In the event that there is a disagreement in the number or gender of subject and predicate, the copula ⲡⲉ, ⲧⲉ, ⲛⲉ usually assumes the number and gender of the noun imnvediately preceding it.

All of the preceding sentences are negated by placing ⲛ̄ (ⲙ̄) before the predicate and ⲁⲛ before ⲡⲉ, ⲧⲉ, ⲛⲉ:

ⲙ̄ ⲡⲁⲉⲓⲱⲧ ⲁⲛ ⲡⲉ.          It is not my father.

ⲡⲁⲉⲓⲱⲧ ⲛ̄ ⲟⲩⲥⲁϩ ⲁⲛ ⲡⲉ.            My father is not a teacher.

ⲙ̄ ⲡⲉⲛⲥⲁϩ ⲁⲛ ⲡⲉ ⲡⲉⲓⲣⲱⲙⲉ.        This man is not our teacher.

Note that in the case where both subject and predicate are definite, the nominal element negated is, by definition, the predicate.

Sentences with nominal predicates are converted to the status of relative clauses with ете.
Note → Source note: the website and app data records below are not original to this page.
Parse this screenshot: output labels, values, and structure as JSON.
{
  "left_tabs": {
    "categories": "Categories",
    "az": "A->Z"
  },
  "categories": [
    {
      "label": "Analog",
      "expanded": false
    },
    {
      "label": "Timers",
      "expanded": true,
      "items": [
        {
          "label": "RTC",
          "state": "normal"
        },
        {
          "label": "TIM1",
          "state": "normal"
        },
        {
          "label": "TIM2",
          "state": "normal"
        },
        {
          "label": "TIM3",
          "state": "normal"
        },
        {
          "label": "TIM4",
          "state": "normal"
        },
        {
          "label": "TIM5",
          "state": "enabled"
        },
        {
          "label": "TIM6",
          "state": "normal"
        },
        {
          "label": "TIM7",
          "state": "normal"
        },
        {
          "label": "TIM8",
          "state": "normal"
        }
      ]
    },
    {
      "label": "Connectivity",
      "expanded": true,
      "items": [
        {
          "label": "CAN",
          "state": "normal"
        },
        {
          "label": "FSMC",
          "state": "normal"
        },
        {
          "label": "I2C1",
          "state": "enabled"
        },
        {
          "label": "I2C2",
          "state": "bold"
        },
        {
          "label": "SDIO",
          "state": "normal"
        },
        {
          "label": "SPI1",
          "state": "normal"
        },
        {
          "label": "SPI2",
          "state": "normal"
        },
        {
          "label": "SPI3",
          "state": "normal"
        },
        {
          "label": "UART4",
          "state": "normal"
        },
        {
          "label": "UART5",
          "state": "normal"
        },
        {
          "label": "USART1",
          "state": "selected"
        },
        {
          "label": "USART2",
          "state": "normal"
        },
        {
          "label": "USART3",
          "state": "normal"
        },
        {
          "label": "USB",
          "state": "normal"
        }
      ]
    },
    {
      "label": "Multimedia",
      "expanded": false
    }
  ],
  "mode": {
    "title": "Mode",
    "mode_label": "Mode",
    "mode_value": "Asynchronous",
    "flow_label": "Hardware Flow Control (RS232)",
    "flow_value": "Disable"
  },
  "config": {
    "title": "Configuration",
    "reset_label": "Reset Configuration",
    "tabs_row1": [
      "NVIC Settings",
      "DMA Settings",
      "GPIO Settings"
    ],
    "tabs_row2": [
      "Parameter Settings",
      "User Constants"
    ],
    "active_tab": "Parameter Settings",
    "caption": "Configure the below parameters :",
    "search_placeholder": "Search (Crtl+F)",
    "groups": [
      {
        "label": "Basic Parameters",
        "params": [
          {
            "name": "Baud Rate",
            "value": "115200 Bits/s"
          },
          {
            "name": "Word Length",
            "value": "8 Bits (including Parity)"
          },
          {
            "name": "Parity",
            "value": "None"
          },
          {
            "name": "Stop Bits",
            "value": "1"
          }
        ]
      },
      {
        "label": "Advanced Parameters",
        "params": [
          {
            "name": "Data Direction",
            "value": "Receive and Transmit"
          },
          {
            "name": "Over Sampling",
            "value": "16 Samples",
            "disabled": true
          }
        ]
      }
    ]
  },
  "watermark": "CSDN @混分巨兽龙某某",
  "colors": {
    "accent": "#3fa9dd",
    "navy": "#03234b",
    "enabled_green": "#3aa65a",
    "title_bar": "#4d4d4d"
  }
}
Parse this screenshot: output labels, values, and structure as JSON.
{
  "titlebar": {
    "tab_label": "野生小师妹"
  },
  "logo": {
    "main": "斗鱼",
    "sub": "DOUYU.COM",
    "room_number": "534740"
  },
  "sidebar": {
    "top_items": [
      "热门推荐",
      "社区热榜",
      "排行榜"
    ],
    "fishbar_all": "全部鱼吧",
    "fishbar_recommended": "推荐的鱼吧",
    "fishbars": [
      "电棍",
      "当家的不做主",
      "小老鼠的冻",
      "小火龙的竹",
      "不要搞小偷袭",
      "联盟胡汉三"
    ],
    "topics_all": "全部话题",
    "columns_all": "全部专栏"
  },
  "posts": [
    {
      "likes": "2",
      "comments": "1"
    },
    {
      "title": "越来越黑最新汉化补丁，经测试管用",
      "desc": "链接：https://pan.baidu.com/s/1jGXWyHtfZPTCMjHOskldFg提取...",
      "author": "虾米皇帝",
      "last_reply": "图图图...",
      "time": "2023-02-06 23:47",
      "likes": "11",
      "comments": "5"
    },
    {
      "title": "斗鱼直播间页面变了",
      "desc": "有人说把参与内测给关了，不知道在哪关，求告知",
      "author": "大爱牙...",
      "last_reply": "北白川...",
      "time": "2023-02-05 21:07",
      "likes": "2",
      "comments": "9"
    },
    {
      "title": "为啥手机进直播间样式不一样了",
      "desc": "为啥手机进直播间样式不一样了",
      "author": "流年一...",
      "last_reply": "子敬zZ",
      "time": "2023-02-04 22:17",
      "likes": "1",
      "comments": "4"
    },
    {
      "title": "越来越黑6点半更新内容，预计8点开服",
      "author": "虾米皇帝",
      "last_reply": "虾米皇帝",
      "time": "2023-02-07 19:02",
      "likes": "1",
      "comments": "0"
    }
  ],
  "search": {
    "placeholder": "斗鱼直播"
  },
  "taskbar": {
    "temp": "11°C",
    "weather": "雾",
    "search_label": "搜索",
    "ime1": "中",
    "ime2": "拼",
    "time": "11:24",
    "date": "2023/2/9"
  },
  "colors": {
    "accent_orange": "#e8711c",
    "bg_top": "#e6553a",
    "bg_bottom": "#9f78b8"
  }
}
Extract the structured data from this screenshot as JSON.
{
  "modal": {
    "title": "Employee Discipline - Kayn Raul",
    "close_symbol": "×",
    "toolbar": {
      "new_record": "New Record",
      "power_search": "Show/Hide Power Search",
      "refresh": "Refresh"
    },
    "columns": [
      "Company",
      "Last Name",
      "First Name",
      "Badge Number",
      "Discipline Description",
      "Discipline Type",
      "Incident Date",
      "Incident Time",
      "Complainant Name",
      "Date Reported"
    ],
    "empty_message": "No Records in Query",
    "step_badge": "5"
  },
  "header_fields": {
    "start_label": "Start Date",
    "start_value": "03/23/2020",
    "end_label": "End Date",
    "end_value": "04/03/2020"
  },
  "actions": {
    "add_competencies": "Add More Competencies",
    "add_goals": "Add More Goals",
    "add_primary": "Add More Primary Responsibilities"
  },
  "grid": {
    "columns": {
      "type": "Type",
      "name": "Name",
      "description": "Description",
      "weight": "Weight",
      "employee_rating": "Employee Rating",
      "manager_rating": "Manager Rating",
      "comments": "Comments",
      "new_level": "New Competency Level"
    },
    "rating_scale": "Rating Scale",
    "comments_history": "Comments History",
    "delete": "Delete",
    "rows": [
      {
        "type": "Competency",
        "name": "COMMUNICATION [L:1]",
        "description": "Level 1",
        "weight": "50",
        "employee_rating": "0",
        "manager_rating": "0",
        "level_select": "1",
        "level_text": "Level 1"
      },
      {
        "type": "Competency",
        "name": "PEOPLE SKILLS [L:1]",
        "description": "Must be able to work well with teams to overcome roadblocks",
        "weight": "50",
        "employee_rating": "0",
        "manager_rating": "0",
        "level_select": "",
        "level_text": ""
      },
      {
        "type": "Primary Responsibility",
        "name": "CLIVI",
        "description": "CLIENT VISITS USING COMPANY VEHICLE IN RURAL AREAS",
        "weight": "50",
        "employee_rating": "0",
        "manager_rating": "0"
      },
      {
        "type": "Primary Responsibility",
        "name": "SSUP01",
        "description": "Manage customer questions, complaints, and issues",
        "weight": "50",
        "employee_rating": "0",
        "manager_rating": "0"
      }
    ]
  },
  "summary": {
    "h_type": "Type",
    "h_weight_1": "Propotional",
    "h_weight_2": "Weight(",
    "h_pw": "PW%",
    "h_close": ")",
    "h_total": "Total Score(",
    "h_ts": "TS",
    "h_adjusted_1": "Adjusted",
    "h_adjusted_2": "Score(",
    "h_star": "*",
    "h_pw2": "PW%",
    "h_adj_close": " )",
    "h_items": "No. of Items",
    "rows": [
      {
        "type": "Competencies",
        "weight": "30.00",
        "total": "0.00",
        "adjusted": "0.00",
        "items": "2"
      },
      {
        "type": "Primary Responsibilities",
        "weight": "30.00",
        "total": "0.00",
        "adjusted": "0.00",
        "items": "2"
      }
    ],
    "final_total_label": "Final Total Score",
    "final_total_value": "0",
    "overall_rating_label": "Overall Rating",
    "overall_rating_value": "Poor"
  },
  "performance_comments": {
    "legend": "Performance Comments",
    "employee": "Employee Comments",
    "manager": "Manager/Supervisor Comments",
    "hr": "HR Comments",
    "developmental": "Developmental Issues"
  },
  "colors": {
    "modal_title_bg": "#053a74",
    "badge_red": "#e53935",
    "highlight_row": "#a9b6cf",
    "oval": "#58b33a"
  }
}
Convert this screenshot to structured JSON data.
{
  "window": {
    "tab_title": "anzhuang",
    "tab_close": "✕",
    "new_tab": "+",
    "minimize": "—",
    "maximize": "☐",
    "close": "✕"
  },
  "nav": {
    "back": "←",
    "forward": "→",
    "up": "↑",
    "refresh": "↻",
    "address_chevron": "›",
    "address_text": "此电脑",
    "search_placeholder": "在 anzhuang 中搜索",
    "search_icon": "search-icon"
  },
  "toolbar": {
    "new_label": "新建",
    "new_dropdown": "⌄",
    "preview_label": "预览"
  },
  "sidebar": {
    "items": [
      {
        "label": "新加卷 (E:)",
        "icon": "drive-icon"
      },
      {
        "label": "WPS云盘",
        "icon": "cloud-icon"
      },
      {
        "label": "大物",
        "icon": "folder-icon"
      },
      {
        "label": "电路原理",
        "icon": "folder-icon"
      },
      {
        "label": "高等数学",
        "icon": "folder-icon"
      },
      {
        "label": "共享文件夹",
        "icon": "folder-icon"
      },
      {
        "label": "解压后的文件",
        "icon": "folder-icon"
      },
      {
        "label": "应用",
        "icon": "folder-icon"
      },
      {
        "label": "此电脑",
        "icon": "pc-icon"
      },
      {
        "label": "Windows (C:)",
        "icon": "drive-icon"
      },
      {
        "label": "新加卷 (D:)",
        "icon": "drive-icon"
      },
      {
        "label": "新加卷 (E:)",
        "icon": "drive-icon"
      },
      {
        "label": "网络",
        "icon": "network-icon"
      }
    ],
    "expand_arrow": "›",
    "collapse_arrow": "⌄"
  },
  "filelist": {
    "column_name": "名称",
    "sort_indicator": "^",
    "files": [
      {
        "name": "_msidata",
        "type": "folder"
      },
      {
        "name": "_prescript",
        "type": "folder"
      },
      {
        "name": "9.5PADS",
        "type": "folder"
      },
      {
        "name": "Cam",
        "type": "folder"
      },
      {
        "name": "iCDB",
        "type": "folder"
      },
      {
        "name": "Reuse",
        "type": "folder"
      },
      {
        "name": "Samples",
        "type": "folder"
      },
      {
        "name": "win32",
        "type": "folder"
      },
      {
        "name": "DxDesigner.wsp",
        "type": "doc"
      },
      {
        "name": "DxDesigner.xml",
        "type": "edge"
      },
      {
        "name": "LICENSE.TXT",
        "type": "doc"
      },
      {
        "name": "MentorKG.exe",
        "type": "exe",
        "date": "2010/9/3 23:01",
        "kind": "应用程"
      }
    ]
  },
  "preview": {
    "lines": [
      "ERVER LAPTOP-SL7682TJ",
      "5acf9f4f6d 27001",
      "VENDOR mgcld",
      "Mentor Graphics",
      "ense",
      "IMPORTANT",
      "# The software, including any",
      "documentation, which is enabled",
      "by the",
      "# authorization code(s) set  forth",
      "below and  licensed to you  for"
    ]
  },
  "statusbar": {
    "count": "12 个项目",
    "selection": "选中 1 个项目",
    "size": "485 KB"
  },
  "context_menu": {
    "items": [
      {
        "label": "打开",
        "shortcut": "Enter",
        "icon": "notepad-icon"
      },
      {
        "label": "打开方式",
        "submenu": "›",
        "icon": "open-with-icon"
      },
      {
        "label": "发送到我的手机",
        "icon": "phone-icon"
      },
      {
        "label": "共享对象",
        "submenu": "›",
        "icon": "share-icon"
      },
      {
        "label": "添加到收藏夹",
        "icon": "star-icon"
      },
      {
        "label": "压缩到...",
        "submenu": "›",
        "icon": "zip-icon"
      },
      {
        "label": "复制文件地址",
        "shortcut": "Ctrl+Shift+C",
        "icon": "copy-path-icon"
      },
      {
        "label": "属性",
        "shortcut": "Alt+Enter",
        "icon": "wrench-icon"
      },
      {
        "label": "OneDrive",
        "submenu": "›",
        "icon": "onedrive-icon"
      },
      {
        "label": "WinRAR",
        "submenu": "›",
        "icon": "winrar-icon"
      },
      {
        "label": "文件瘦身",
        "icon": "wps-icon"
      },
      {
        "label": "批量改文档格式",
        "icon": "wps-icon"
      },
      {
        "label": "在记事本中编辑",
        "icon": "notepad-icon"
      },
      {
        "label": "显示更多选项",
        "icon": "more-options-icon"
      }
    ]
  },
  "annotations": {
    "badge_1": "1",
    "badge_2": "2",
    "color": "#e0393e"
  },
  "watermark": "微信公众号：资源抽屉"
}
For the moment we shall restrict ourselves to those clauses where сте functions as the subject of the relative clause:

ⲡⲣⲱⲙⲉ ⲉⲧⲉ ⲟⲩⲥⲁϩ ⲡⲉ    the man who is a teacher

ⲡⲣⲱⲙⲉ ⲉⲧⲉ ⲛ̄ ⲟⲩⲥⲁϩ ⲁⲛ ⲡⲉ        the man who is not a teacher.

The phrase ⲉⲧⲉ ⲡⲁⲓ ⲡⲉ is frequently used to introduce explanatory material, much like English "namely, i.e., that is to say":

ⲡⲉⲛⲥⲱⲧⲏⲣ ⲉⲧⲉ ⲡⲁⲓ ⲡⲉ ⲓ̄ⲥ̄ ⲡⲉⲭ̄ⲥ̄ our savior, i.e. Jesus Christ

5.2 The nearer demonstrative pronouns (this, these) are ⲡⲁⲓ (m.s.), ⲧⲁⲓ (f.s.), and ⲛⲁⲓ (pl.). They are frequently employed as subjects in sentences with nominal predicates:

ⲛⲁⲓ ⲛⲉ ⲛⲉϥϣⲁϫⲉ.         These are his words.

ⲡⲁⲓ ⲡⲉ ⲡⲁϫⲟⲓ.   This is my ship.

ⲧⲁⲓ ⲟⲩϩⲙ̄ϩⲁⲗ ⲧⲉ. / ⲟⲩϩⲙ̄ϩⲁⲗ ⲧⲉ ⲧⲁⲓ.       This is a maidservant.